They showed up dressed as shape shifting lizards of the apocalypse, and openers The Bassics broke the tilt of the world’s axis, while Jello Biafra became a sphinx with a void of rare and tantalizing vinyl.
Sold out Soda Bar shows are intensely cozy, and even more so when you’re four Turf Club cocktails deep having only eaten half a dozen oysters shucked with a butter knife in your kitchen. While it could have been the lack of food induced state of delirium, the uncanny crowd was definitely something to note. There was an elderly gentlemen with a handle bar moustache, jail house tattoos, and wearing a tropical Hawaiian t-shirt, next to a boyish young man dressed to the nines with peach fuzz and a fedora hat.
First off, The Bassics: these boys can play. Watching them produces a certain type of jealously – they dominate the stage for such a young band and are most certainly in sync with Mod groups like The Who and The Faces. It’s in this genre that these boys butter their bread with solid foundations of musicianship, songwriting, and raw talent. Curiosity peaked in brief segments of their music which construct a style all their own. It’s within these segments they are the most exciting and unique. Whatever these gents do, there’s most certainly a very bright future for them as they’re exceptionally talented and moving in the right direction.

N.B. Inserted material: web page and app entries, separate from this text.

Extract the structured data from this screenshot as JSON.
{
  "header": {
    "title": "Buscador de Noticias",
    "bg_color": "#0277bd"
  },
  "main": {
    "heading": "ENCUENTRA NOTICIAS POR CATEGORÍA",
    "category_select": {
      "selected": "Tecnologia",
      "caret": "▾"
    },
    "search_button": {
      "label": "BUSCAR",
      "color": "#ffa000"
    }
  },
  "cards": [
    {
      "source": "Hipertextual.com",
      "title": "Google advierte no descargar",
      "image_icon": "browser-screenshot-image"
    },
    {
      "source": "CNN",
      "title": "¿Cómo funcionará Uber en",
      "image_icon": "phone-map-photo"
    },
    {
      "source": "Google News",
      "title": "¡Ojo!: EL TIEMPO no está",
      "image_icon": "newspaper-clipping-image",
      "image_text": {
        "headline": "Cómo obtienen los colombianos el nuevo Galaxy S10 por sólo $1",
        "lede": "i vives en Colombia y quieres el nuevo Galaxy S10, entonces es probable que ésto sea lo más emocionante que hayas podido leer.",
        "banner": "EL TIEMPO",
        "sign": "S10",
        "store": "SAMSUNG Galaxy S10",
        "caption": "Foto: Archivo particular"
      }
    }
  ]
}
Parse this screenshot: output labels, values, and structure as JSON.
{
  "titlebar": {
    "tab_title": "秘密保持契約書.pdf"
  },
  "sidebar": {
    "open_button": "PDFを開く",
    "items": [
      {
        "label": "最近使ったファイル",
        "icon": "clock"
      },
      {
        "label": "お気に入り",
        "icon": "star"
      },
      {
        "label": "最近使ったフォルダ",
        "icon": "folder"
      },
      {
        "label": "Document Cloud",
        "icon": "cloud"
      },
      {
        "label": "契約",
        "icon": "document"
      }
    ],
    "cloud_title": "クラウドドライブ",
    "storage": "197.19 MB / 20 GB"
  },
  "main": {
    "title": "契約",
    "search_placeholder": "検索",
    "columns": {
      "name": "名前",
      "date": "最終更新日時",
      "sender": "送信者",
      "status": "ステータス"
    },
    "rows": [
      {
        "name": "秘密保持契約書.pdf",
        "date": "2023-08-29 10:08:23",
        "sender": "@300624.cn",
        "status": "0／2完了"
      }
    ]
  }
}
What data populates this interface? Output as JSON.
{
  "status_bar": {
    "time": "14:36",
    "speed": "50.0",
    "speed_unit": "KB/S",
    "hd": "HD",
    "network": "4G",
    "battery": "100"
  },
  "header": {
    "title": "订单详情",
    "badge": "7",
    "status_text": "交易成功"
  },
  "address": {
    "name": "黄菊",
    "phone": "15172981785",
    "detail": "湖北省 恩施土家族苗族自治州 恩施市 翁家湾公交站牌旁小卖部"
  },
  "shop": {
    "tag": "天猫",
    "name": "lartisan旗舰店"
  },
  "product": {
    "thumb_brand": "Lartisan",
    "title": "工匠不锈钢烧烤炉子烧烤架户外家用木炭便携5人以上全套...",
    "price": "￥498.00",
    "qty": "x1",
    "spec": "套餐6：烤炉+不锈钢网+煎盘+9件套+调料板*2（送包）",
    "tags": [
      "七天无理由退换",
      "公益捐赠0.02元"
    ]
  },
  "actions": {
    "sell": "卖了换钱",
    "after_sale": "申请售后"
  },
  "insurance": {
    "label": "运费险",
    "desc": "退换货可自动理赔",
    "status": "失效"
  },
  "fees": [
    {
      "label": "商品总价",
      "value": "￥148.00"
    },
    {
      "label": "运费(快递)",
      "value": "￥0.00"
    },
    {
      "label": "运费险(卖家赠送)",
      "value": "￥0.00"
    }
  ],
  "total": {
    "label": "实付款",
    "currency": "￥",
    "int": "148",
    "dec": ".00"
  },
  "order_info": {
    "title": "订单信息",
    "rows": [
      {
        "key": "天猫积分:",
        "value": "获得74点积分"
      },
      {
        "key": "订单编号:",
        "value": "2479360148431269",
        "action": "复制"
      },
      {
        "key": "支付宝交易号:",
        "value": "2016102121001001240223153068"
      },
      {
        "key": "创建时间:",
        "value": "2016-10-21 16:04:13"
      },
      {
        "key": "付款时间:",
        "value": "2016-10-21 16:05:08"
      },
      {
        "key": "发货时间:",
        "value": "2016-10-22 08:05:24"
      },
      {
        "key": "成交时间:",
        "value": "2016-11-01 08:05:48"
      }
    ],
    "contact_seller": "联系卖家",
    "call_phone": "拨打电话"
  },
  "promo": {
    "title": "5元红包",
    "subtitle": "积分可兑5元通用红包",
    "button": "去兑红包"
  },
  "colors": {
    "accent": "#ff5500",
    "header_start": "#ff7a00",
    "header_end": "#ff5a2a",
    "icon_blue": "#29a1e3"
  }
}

NASA shape shifting lizards, jungle go-go dancers, and Lucha Libre bouncers could only be the macabre performance of The Creepy Creeps. Made up some of San Diego’s greatest pioneers in music from bands such as The Locust, Struggle, and Tarantula Hawk, The Creepy Creeps draw from a vast array of musical influences. Their Dick Dale exotica, psycho, tiki, garage punk alchemy is intoxicating to the audience and can draw a hysterical trapeze artist party girl out of a passive, arms crossed, shoe gazer. Their antics definitely are rooted in a punk attitude, and their music is so energetically sharp and in your face, interlaced with snippets of dark humor or sarcastic banter in between songs. They’re a staple in San Diego and their implementation of guerilla tactics and musical conspiracies have yet to fail in swaying their audience and taking over venues.
Jello Biafra, legendary singer of the Dead Kennedys, is a musical mole that digs through cavernous crates of vinyl to bring some of the most unique sounds to our ears. He did a what great DJ does, first playing something familiar, then drawing us in with something not too esoteric; he then began running a single finger around our bodies until he eventually jabbed us and left us with “the who the F***k is this?” question of the night – the right ending to the right show.